Restate each entry below word for word, without skipping any.

[LISTED RECORDS Boundary: Start]

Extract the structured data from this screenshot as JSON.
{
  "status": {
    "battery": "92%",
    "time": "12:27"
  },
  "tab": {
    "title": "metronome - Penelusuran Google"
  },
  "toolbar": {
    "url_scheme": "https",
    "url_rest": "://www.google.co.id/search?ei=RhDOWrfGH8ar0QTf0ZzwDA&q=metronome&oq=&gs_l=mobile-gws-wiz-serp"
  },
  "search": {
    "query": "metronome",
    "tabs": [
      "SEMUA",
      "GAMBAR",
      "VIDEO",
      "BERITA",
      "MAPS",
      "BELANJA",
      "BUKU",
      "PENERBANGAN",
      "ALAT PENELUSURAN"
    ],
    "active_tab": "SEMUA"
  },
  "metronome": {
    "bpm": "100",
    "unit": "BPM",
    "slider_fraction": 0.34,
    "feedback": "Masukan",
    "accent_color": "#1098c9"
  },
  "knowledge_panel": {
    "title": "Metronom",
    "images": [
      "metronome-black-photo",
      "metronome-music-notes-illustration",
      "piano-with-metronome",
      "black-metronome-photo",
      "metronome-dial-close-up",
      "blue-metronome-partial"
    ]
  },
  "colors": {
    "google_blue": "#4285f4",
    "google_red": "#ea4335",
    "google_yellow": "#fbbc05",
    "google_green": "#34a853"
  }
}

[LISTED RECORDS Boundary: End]

*EXERCISE OUTPUT*:
Extract the structured data from this screenshot as JSON.
{
  "status": {
    "battery": "92%",
    "time": "12:27"
  },
  "tab": {
    "title": "metronome - Penelusuran Google"
  },
  "toolbar": {
    "url_scheme": "https",
    "url_rest": "://www.google.co.id/search?ei=RhDOWrfGH8ar0QTf0ZzwDA&q=metronome&oq=&gs_l=mobile-gws-wiz-serp"
  },
  "search": {
    "query": "metronome",
    "tabs": [
      "SEMUA",
      "GAMBAR",
      "VIDEO",
      "BERITA",
      "MAPS",
      "BELANJA",
      "BUKU",
      "PENERBANGAN",
      "ALAT PENELUSURAN"
    ],
    "active_tab": "SEMUA"
  },
  "metronome": {
    "bpm": "100",
    "unit": "BPM",
    "slider_fraction": 0.34,
    "feedback": "Masukan",
    "accent_color": "#1098c9"
  },
  "knowledge_panel": {
    "title": "Metronom",
    "images": [
      "metronome-black-photo",
      "metronome-music-notes-illustration",
      "piano-with-metronome",
      "black-metronome-photo",
      "metronome-dial-close-up",
      "blue-metronome-partial"
    ]
  },
  "colors": {
    "google_blue": "#4285f4",
    "google_red": "#ea4335",
    "google_yellow": "#fbbc05",
    "google_green": "#34a853"
  }
}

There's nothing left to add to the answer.